The majority of freelancers surveyed were unfamiliar with the preventative measures available to them, with over a third (35%) unaware that interest can be claimed on late payments from clients. Similarly, only 15% of freelancers are aware that late paying clients can be taken to the Small Claims Court.
Robert Gordon, CEO of Hitachi Capital UK, said: “The current focus on Brexit has detracted from some of the most pressing issues affecting SMEs. It is high time that we hold poor payers to account for failing to pay on time and in full, acknowledging the effect that cash flow shortages can have on the wider health of the economy.”
Hitachi Capital UK’s extensive research has already found that that late payments are costing almost a third of SMEs at least £10,000 a year; with 40% of SMEs having used their own money to close cash flow gaps within their business. An overwhelming majority of these respondents (80%) invested their own savings to cover operational costs and keep their businesses afloat.
Commenting on the findings, Simon Blake, Chief Executive, Mental Health First Aid England, added: “Being self-employed or working in an SME can present a number of challenges to our health and wellbeing – including the pressure of managing a consistent cash flow. The link between late payments and mental health issues is a worrying trend and requires quick action to ensure that people are not left to suffer in silence.

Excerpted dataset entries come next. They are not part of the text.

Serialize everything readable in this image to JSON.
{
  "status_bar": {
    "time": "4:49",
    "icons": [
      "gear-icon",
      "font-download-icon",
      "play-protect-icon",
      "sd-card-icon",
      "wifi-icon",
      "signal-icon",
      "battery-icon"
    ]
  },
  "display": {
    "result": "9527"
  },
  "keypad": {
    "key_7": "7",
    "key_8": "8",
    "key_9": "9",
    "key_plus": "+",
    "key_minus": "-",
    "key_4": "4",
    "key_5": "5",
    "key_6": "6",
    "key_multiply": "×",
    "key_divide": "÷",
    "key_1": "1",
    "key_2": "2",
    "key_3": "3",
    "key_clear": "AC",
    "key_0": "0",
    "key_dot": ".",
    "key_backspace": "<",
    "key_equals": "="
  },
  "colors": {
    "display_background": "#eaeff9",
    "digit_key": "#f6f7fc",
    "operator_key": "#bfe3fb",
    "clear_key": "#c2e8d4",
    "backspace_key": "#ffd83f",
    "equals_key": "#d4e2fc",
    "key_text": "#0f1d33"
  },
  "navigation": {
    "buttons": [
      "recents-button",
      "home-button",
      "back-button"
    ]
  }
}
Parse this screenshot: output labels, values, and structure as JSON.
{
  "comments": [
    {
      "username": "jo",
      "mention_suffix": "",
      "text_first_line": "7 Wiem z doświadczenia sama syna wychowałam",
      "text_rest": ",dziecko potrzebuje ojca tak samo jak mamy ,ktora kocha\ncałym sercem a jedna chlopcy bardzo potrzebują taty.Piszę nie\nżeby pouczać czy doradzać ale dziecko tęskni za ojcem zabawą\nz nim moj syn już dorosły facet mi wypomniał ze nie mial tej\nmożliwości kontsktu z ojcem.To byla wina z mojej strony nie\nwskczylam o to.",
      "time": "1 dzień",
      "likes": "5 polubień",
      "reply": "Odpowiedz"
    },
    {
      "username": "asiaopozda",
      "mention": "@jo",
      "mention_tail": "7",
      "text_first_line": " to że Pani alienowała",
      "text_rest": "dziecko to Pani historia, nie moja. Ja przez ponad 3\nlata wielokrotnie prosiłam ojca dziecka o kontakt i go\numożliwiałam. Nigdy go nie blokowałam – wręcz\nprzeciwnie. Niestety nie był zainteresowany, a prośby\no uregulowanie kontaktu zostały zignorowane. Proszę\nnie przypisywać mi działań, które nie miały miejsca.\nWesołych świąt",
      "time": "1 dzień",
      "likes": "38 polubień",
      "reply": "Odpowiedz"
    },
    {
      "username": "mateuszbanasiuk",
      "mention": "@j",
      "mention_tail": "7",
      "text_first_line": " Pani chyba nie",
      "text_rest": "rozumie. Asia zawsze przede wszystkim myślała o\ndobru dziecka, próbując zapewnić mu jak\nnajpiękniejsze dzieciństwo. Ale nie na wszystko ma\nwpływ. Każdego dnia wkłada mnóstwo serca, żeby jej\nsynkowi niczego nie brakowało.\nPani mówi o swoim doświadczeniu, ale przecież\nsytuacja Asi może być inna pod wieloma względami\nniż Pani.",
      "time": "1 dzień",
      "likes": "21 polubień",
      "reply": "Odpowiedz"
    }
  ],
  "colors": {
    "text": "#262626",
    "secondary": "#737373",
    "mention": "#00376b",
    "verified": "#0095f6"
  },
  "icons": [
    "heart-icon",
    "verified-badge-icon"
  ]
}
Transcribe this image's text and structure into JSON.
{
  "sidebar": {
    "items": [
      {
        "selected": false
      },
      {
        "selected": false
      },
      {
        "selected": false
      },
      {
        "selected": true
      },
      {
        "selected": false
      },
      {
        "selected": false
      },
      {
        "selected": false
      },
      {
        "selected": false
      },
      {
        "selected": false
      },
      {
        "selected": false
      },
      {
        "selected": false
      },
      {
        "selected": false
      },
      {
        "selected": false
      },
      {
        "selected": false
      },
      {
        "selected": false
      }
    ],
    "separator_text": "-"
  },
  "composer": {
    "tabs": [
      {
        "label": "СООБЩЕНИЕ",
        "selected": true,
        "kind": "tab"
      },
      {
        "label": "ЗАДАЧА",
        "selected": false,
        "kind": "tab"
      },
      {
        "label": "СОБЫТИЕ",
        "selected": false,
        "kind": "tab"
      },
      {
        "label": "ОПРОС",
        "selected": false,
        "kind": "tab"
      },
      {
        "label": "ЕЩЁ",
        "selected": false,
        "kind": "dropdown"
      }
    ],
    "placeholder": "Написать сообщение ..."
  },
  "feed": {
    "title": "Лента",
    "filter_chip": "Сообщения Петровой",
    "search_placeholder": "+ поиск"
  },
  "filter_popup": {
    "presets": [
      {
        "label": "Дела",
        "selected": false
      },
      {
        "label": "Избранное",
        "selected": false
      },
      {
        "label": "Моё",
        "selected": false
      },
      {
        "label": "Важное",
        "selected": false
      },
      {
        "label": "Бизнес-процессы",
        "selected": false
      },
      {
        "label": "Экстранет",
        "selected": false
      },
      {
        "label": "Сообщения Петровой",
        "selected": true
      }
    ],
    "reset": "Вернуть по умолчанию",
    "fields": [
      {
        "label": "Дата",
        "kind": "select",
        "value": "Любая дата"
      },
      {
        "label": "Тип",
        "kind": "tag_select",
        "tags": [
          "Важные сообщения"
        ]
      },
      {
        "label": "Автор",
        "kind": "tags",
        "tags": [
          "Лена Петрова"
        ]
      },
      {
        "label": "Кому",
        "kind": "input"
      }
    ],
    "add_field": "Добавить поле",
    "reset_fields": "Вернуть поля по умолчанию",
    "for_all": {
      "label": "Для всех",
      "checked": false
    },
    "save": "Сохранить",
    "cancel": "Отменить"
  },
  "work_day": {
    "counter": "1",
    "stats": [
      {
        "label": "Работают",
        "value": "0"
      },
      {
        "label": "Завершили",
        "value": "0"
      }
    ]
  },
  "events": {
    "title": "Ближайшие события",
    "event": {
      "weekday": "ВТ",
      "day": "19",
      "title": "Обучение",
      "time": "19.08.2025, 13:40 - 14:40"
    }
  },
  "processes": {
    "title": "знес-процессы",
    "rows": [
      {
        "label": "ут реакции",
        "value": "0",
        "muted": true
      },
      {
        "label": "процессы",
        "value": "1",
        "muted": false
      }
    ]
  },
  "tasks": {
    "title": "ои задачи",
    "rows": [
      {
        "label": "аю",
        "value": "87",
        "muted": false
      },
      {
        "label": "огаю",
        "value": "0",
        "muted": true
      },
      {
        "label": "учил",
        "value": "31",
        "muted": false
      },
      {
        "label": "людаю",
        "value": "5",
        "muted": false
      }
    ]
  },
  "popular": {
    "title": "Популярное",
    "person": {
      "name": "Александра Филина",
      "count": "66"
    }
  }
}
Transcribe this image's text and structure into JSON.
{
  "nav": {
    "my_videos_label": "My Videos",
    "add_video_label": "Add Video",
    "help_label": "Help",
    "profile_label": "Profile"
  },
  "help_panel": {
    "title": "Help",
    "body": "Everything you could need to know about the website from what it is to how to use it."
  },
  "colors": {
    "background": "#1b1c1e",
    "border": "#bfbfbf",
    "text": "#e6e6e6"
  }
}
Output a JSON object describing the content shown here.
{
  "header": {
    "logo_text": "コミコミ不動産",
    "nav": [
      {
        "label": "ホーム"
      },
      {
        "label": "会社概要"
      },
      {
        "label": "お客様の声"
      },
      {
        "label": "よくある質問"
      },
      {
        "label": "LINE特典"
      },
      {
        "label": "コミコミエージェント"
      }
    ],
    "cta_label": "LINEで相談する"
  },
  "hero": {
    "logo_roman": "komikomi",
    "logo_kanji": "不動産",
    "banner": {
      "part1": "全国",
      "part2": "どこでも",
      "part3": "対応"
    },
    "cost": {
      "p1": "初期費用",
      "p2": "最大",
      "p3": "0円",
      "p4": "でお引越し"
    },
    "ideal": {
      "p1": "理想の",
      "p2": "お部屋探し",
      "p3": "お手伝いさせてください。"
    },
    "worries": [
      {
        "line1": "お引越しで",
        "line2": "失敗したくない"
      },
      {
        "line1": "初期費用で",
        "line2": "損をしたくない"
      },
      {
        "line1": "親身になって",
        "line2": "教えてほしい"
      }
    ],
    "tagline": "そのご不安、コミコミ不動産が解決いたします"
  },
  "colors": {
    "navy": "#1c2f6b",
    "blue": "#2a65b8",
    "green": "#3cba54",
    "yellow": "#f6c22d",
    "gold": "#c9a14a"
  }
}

“This is one of the many reasons why we are working towards a future where people in every type of community have the training and resources to support their own and others’ mental health. People from all walks of life – whether working as freelancers, in SMEs or in larger businesses – should be empowered to seek and offer support if they are struggling with their mental health.”